**Your instructions:** Working from the listing below, pick each line containing the word "handle" and copy it.

**Material provided:**
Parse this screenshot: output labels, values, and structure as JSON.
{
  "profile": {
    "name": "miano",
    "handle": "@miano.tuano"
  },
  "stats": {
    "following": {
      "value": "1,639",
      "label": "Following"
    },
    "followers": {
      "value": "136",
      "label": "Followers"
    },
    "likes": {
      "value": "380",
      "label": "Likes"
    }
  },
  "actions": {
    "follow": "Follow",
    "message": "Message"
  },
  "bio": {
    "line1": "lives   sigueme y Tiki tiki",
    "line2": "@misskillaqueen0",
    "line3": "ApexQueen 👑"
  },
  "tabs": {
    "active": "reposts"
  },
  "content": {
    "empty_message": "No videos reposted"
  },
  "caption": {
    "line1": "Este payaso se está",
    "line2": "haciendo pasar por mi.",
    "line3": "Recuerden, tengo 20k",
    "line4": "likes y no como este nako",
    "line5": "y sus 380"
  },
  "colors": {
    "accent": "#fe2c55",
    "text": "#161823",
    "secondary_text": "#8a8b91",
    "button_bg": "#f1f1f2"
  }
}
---
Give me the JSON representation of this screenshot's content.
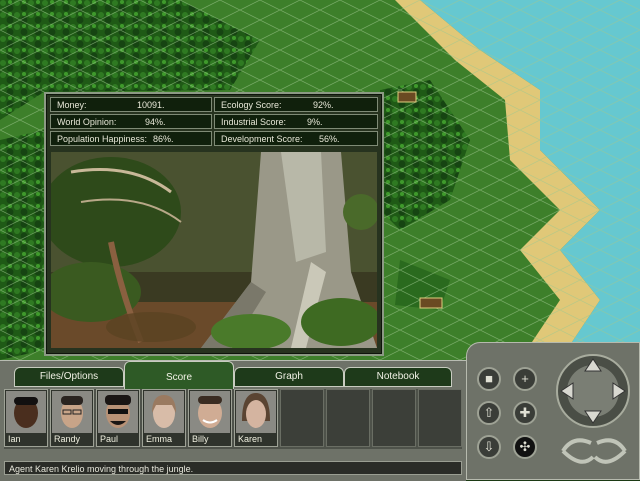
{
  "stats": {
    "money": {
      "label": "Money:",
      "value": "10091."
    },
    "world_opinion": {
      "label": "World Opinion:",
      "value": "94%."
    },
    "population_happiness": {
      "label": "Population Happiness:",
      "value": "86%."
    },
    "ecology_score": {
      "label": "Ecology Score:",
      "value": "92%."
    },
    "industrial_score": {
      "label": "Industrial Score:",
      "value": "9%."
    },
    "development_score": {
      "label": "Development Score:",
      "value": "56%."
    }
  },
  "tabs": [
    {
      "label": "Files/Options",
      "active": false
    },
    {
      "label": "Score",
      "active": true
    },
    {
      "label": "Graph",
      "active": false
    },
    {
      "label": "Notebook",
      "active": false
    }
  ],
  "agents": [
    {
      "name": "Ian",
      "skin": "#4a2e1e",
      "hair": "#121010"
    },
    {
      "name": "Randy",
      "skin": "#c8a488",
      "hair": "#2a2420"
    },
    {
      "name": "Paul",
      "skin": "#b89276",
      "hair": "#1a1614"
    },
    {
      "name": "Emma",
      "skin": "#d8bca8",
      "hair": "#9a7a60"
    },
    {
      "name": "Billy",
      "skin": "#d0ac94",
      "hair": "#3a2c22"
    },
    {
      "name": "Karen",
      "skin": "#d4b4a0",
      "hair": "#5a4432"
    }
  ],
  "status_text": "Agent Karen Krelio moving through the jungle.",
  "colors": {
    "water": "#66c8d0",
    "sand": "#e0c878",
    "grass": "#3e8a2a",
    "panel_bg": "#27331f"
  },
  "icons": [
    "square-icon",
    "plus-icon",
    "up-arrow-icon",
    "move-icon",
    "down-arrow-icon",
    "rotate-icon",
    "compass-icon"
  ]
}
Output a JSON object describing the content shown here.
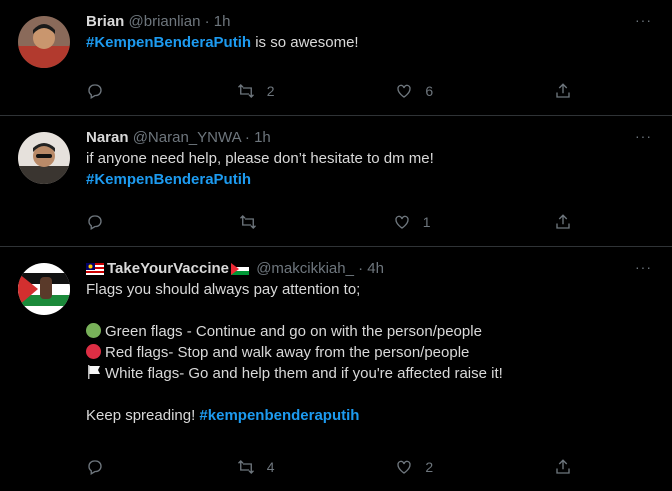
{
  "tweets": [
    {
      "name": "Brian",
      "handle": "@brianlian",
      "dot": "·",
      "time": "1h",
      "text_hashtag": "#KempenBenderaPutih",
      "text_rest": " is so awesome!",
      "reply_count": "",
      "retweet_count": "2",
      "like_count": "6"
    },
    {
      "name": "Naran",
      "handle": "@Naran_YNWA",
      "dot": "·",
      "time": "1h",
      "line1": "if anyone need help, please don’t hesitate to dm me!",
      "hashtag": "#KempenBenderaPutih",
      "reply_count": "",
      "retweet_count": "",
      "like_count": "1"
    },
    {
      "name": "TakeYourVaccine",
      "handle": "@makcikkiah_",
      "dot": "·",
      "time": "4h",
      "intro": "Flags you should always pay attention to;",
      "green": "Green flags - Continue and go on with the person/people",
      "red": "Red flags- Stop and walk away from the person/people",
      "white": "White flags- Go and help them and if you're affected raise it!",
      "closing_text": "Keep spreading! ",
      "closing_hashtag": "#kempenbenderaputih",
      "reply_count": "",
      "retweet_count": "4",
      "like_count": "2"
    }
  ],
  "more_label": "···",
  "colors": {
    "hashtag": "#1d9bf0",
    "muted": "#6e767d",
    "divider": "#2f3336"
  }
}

**Output for this task:**
    "handle": "@miano.tuano"
      "handle": "@brianlian",
      "handle": "@Naran_YNWA",
      "handle": "@makcikkiah_",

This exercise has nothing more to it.